The Art Deco style restaurant, Gember, has an open-air terrace and garden pavilion overlooking lily ponds.

Since my stay in The Netherlands, I am increasingly interested in the De Stijl movement and its founders. As a graphic and interior designer, the concept of artists and architects working together abstractly reducing to the essentials of form and colour is appealing. It makes sense that I have slowly been painting the interior of my home white!

The Mondrian collection depicts his evolution from landscape painter to abstraction, his inspiration and collaborations with other artists and his dedication to his politics through art. The simple energy of the unfinished (perhaps, intentionally), final work of Mondrian, Victory Boogie-Woogie, painted in anticipation of victory in World War II, seems to be the ultimate summary of his joy for life.


Victory Boogie-Woogie, Piet Mondrian, 1944.

Admittedly, I have very little interest in fashion and tend to be fairly utilitarian and conservative in my style choices, but I did find the latest exhibition on Dutch fashion designers interesting. Historically, the Dutch were heavily influenced by Parisian style with their own twists, such as a penchance for blue.
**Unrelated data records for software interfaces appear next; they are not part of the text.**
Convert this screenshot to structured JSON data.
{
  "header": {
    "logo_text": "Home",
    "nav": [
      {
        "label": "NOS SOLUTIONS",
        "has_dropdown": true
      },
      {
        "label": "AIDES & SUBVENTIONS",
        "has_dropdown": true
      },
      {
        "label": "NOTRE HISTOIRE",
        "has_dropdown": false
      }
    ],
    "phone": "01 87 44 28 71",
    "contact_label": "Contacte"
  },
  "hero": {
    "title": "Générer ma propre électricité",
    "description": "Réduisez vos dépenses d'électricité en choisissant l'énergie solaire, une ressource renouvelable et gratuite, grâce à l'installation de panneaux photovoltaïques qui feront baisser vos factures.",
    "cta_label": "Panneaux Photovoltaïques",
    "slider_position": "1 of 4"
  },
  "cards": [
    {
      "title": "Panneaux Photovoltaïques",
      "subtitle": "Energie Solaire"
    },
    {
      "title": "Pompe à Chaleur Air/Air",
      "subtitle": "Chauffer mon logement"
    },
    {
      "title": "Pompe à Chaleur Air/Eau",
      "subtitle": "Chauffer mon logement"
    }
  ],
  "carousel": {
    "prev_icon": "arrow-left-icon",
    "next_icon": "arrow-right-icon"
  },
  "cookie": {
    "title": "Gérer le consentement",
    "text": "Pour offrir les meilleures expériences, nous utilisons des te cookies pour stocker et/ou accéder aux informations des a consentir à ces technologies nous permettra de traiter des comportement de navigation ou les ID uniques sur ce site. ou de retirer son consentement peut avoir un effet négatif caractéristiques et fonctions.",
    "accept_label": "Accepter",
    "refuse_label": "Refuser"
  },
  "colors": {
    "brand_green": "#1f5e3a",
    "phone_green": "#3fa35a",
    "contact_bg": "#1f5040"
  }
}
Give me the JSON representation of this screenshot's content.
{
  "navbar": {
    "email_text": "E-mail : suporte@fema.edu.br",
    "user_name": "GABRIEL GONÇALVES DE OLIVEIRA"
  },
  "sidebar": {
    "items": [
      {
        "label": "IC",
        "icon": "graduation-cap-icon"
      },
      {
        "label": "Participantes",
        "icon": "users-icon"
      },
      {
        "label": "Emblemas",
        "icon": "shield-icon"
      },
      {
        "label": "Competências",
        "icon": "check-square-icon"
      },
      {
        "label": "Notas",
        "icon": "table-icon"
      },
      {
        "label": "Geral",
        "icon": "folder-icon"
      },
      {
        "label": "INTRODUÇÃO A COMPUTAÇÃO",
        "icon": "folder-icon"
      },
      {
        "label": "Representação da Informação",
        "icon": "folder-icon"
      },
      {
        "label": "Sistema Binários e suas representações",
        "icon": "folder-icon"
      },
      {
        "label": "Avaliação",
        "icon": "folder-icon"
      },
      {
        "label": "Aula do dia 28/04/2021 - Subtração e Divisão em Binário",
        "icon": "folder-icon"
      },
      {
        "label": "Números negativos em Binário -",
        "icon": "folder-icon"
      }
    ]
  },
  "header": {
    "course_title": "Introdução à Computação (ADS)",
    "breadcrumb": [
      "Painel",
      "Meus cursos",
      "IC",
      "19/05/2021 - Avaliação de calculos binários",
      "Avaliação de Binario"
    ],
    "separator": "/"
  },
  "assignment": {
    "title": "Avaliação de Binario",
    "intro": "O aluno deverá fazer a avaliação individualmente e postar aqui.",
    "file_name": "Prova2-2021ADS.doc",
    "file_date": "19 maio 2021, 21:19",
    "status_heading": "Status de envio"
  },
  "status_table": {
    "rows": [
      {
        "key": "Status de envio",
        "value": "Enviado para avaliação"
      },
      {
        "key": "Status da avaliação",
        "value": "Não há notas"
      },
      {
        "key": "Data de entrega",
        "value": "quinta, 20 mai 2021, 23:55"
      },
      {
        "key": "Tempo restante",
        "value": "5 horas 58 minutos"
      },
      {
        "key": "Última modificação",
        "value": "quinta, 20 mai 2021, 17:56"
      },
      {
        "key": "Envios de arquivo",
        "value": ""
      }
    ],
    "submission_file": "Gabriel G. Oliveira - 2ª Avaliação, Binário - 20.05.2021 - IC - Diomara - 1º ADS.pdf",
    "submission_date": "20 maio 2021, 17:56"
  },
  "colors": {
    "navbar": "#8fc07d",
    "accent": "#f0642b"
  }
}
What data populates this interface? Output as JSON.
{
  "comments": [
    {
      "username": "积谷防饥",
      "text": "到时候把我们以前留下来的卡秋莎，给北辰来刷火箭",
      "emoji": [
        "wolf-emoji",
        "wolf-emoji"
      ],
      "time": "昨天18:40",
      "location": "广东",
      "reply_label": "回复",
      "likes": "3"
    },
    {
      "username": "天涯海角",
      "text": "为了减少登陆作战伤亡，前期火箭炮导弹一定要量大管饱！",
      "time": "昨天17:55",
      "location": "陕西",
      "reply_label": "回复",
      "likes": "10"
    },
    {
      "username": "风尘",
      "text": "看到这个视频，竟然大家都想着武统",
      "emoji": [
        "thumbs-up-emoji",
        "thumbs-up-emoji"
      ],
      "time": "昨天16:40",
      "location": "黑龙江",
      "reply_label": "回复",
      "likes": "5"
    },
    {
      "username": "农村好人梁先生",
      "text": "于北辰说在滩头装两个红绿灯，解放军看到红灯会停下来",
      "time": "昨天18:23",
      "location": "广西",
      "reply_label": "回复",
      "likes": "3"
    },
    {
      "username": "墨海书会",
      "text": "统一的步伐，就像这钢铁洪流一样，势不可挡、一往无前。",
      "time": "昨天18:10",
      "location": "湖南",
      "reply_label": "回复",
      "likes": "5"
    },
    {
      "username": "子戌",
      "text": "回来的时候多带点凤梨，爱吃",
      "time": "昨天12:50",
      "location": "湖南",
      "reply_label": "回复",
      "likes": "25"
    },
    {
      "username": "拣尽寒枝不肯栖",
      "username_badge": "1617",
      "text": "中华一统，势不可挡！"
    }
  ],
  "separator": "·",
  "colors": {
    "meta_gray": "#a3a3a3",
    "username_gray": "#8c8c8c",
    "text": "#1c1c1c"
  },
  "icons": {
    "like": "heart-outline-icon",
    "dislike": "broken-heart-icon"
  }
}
But the recent rise of designers such as Viktor & Rolf and Iris van Herpen have given international recognition to the distinct Dutch style, lots of black and white, and emphasis on clean line and shape, origami anyone?

collignon dress

I’d wear that! Wool dress by Monique Collignon.



Target on her back. Dress and cape by Frans Molenaar.